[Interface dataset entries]
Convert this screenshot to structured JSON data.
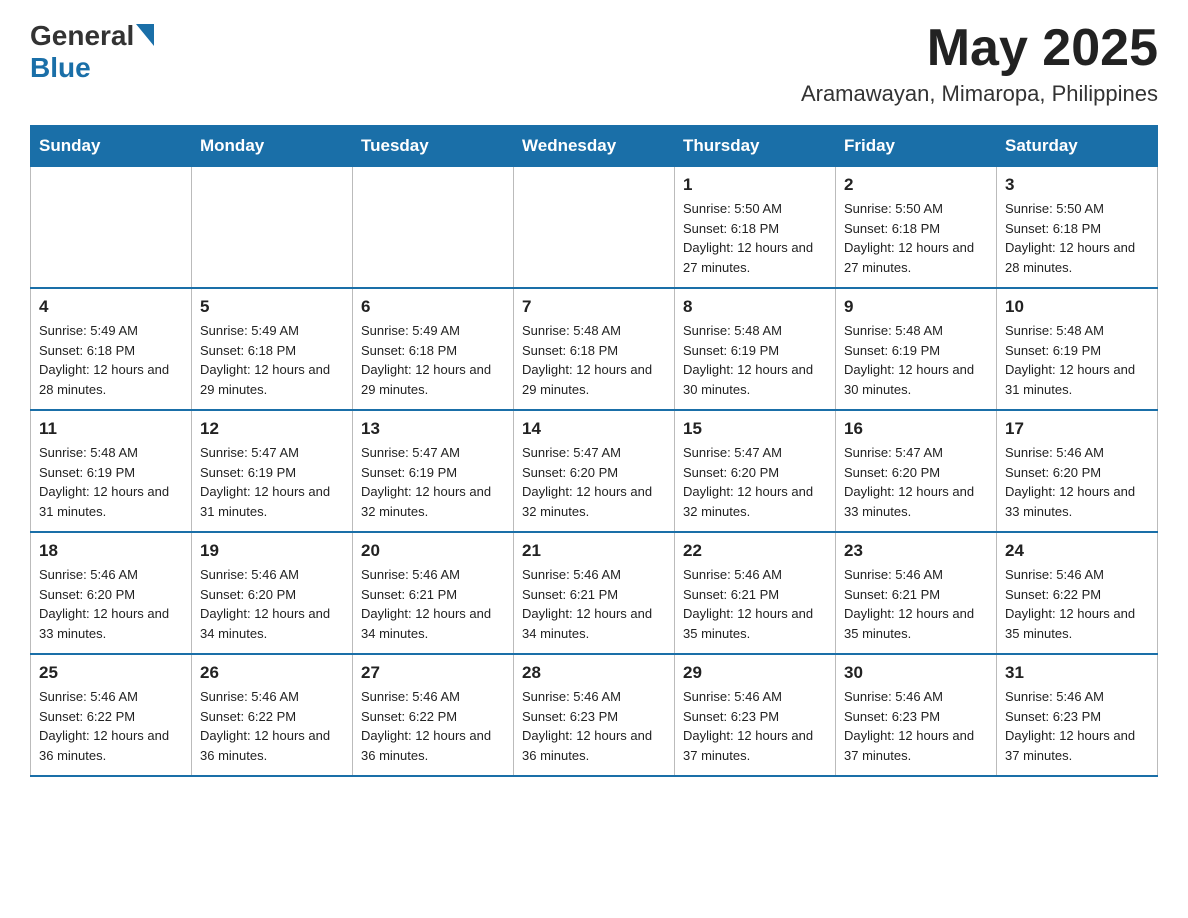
{
  "logo": {
    "general": "General",
    "blue": "Blue"
  },
  "header": {
    "month_year": "May 2025",
    "location": "Aramawayan, Mimaropa, Philippines"
  },
  "days_of_week": [
    "Sunday",
    "Monday",
    "Tuesday",
    "Wednesday",
    "Thursday",
    "Friday",
    "Saturday"
  ],
  "weeks": [
    {
      "days": [
        {
          "num": "",
          "info": ""
        },
        {
          "num": "",
          "info": ""
        },
        {
          "num": "",
          "info": ""
        },
        {
          "num": "",
          "info": ""
        },
        {
          "num": "1",
          "info": "Sunrise: 5:50 AM\nSunset: 6:18 PM\nDaylight: 12 hours and 27 minutes."
        },
        {
          "num": "2",
          "info": "Sunrise: 5:50 AM\nSunset: 6:18 PM\nDaylight: 12 hours and 27 minutes."
        },
        {
          "num": "3",
          "info": "Sunrise: 5:50 AM\nSunset: 6:18 PM\nDaylight: 12 hours and 28 minutes."
        }
      ]
    },
    {
      "days": [
        {
          "num": "4",
          "info": "Sunrise: 5:49 AM\nSunset: 6:18 PM\nDaylight: 12 hours and 28 minutes."
        },
        {
          "num": "5",
          "info": "Sunrise: 5:49 AM\nSunset: 6:18 PM\nDaylight: 12 hours and 29 minutes."
        },
        {
          "num": "6",
          "info": "Sunrise: 5:49 AM\nSunset: 6:18 PM\nDaylight: 12 hours and 29 minutes."
        },
        {
          "num": "7",
          "info": "Sunrise: 5:48 AM\nSunset: 6:18 PM\nDaylight: 12 hours and 29 minutes."
        },
        {
          "num": "8",
          "info": "Sunrise: 5:48 AM\nSunset: 6:19 PM\nDaylight: 12 hours and 30 minutes."
        },
        {
          "num": "9",
          "info": "Sunrise: 5:48 AM\nSunset: 6:19 PM\nDaylight: 12 hours and 30 minutes."
        },
        {
          "num": "10",
          "info": "Sunrise: 5:48 AM\nSunset: 6:19 PM\nDaylight: 12 hours and 31 minutes."
        }
      ]
    },
    {
      "days": [
        {
          "num": "11",
          "info": "Sunrise: 5:48 AM\nSunset: 6:19 PM\nDaylight: 12 hours and 31 minutes."
        },
        {
          "num": "12",
          "info": "Sunrise: 5:47 AM\nSunset: 6:19 PM\nDaylight: 12 hours and 31 minutes."
        },
        {
          "num": "13",
          "info": "Sunrise: 5:47 AM\nSunset: 6:19 PM\nDaylight: 12 hours and 32 minutes."
        },
        {
          "num": "14",
          "info": "Sunrise: 5:47 AM\nSunset: 6:20 PM\nDaylight: 12 hours and 32 minutes."
        },
        {
          "num": "15",
          "info": "Sunrise: 5:47 AM\nSunset: 6:20 PM\nDaylight: 12 hours and 32 minutes."
        },
        {
          "num": "16",
          "info": "Sunrise: 5:47 AM\nSunset: 6:20 PM\nDaylight: 12 hours and 33 minutes."
        },
        {
          "num": "17",
          "info": "Sunrise: 5:46 AM\nSunset: 6:20 PM\nDaylight: 12 hours and 33 minutes."
        }
      ]
    },
    {
      "days": [
        {
          "num": "18",
          "info": "Sunrise: 5:46 AM\nSunset: 6:20 PM\nDaylight: 12 hours and 33 minutes."
        },
        {
          "num": "19",
          "info": "Sunrise: 5:46 AM\nSunset: 6:20 PM\nDaylight: 12 hours and 34 minutes."
        },
        {
          "num": "20",
          "info": "Sunrise: 5:46 AM\nSunset: 6:21 PM\nDaylight: 12 hours and 34 minutes."
        },
        {
          "num": "21",
          "info": "Sunrise: 5:46 AM\nSunset: 6:21 PM\nDaylight: 12 hours and 34 minutes."
        },
        {
          "num": "22",
          "info": "Sunrise: 5:46 AM\nSunset: 6:21 PM\nDaylight: 12 hours and 35 minutes."
        },
        {
          "num": "23",
          "info": "Sunrise: 5:46 AM\nSunset: 6:21 PM\nDaylight: 12 hours and 35 minutes."
        },
        {
          "num": "24",
          "info": "Sunrise: 5:46 AM\nSunset: 6:22 PM\nDaylight: 12 hours and 35 minutes."
        }
      ]
    },
    {
      "days": [
        {
          "num": "25",
          "info": "Sunrise: 5:46 AM\nSunset: 6:22 PM\nDaylight: 12 hours and 36 minutes."
        },
        {
          "num": "26",
          "info": "Sunrise: 5:46 AM\nSunset: 6:22 PM\nDaylight: 12 hours and 36 minutes."
        },
        {
          "num": "27",
          "info": "Sunrise: 5:46 AM\nSunset: 6:22 PM\nDaylight: 12 hours and 36 minutes."
        },
        {
          "num": "28",
          "info": "Sunrise: 5:46 AM\nSunset: 6:23 PM\nDaylight: 12 hours and 36 minutes."
        },
        {
          "num": "29",
          "info": "Sunrise: 5:46 AM\nSunset: 6:23 PM\nDaylight: 12 hours and 37 minutes."
        },
        {
          "num": "30",
          "info": "Sunrise: 5:46 AM\nSunset: 6:23 PM\nDaylight: 12 hours and 37 minutes."
        },
        {
          "num": "31",
          "info": "Sunrise: 5:46 AM\nSunset: 6:23 PM\nDaylight: 12 hours and 37 minutes."
        }
      ]
    }
  ]
}
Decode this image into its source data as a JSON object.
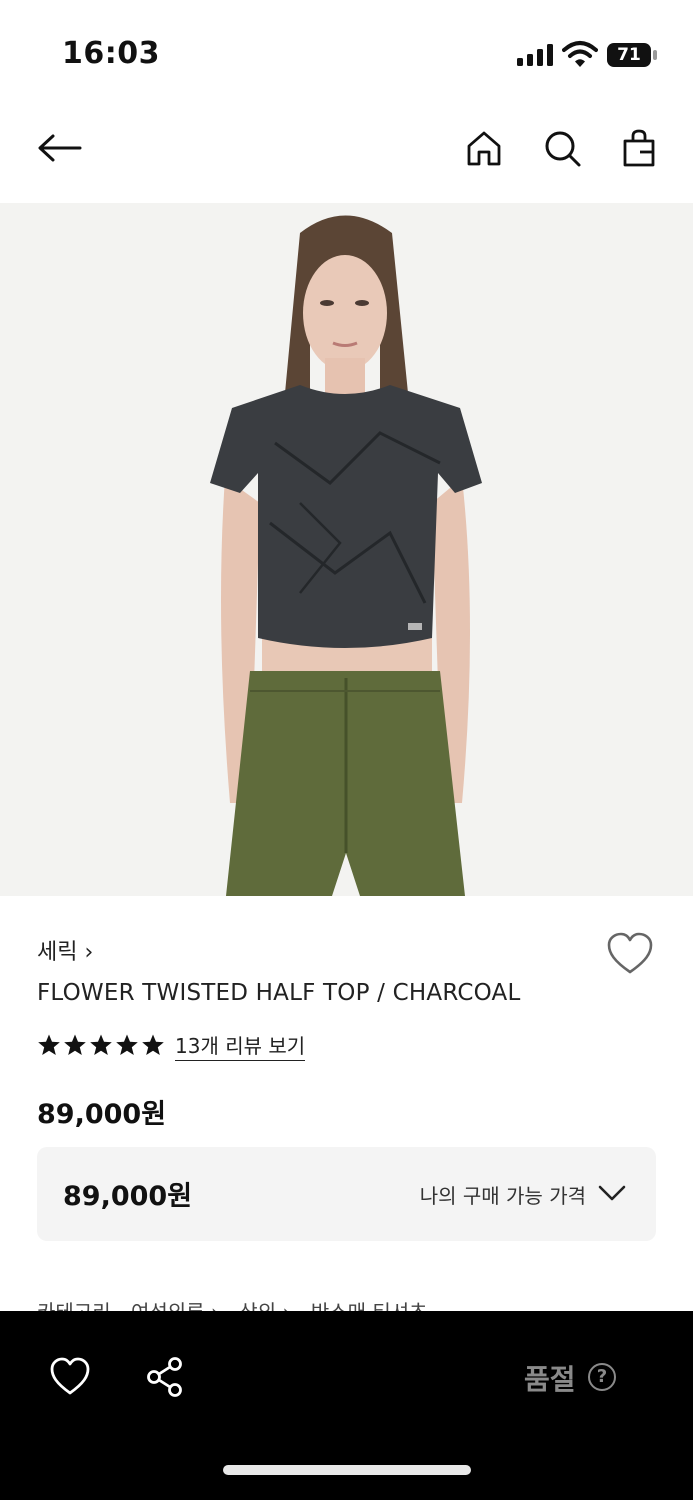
{
  "status_bar": {
    "time": "16:03",
    "battery": "71"
  },
  "nav": {
    "back_icon": "arrow-left-icon",
    "home_icon": "home-icon",
    "search_icon": "search-icon",
    "bag_icon": "shopping-bag-icon"
  },
  "hero": {
    "icon": "product-photo"
  },
  "product": {
    "brand": "세릭 ›",
    "title": "FLOWER TWISTED HALF TOP / CHARCOAL",
    "rating_stars": 5,
    "review_link": "13개 리뷰 보기",
    "price": "89,000원",
    "price_box": {
      "amount": "89,000원",
      "label": "나의 구매 가능 가격"
    }
  },
  "category": {
    "items": [
      "카테고리",
      "여성의류 ›",
      "상의 ›",
      "반소매 티셔츠"
    ]
  },
  "bottom_bar": {
    "soldout_label": "품절",
    "help_symbol": "?"
  },
  "colors": {
    "bottom_bar_bg": "#000000",
    "soldout_text": "#8a8a8a",
    "price_box_bg": "#f4f4f4"
  }
}
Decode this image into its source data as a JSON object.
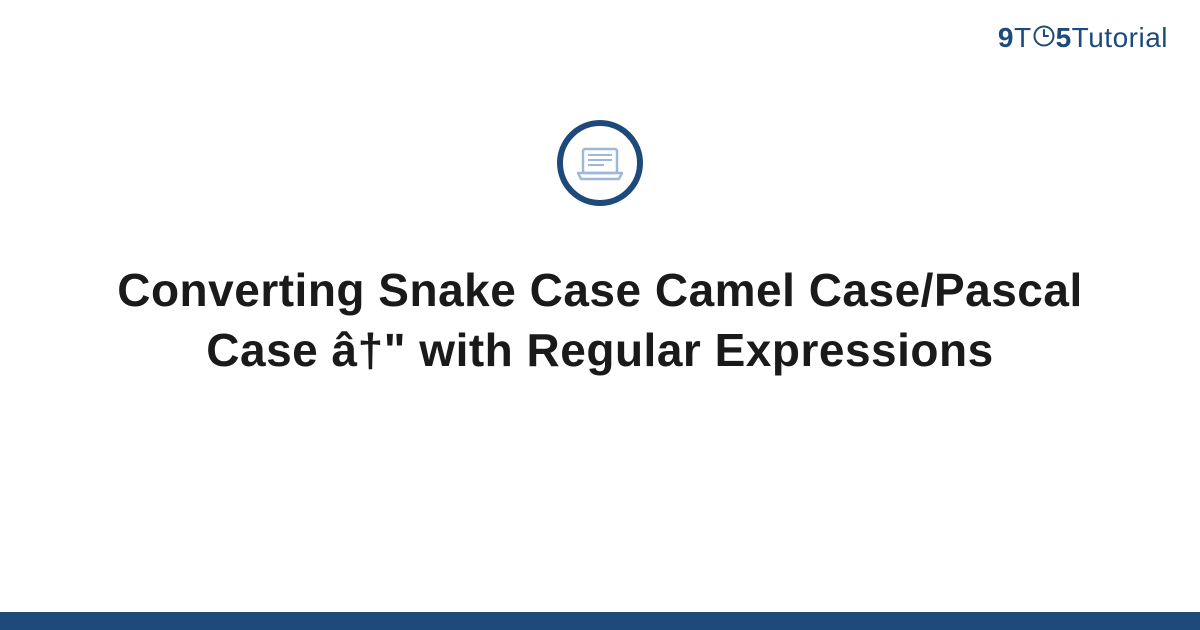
{
  "logo": {
    "nine": "9",
    "t": "T",
    "five": "5",
    "tutorial": "Tutorial"
  },
  "title": "Converting Snake Case Camel Case/Pascal Case â†\" with Regular Expressions",
  "colors": {
    "brand": "#1d4a7a",
    "text": "#1a1a1a",
    "iconLight": "#9db8d8"
  }
}
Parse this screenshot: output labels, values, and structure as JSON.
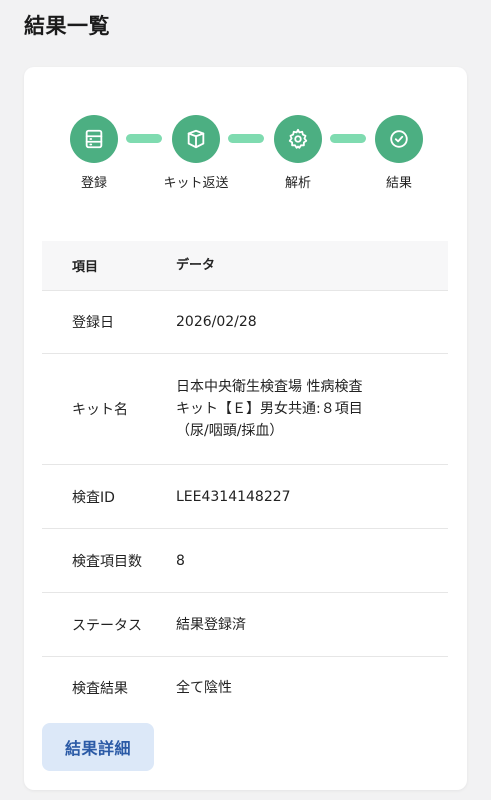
{
  "page": {
    "title": "結果一覧"
  },
  "colors": {
    "step_active": "#4caf82",
    "connector": "#7fdbb0",
    "button_bg": "#dce8f8",
    "button_text": "#2b5aa6"
  },
  "stepper": {
    "steps": [
      {
        "label": "登録",
        "icon": "form-icon"
      },
      {
        "label": "キット返送",
        "icon": "box-icon"
      },
      {
        "label": "解析",
        "icon": "gear-icon"
      },
      {
        "label": "結果",
        "icon": "check-circle-icon"
      }
    ]
  },
  "table": {
    "headers": {
      "item": "項目",
      "data": "データ"
    },
    "rows": [
      {
        "key": "登録日",
        "value": "2026/02/28"
      },
      {
        "key": "キット名",
        "value_lines": [
          "日本中央衛生検査場 性病検査",
          "キット【Ｅ】男女共通:８項目",
          "（尿/咽頭/採血）"
        ]
      },
      {
        "key": "検査ID",
        "value": "LEE4314148227"
      },
      {
        "key": "検査項目数",
        "value": "8"
      },
      {
        "key": "ステータス",
        "value": "結果登録済"
      },
      {
        "key": "検査結果",
        "value": "全て陰性"
      }
    ]
  },
  "actions": {
    "detail_label": "結果詳細"
  }
}
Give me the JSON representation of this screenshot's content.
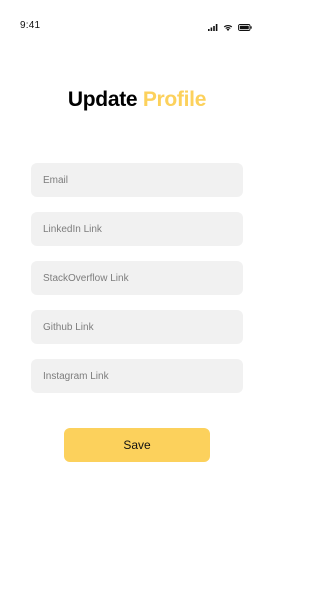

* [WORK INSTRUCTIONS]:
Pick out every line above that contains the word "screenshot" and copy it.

* [PROBLEM SOLUTION]:
Convert this screenshot to structured JSON data.
Parse this screenshot: output labels, values, and structure as JSON.
Give me the JSON representation of this screenshot's content.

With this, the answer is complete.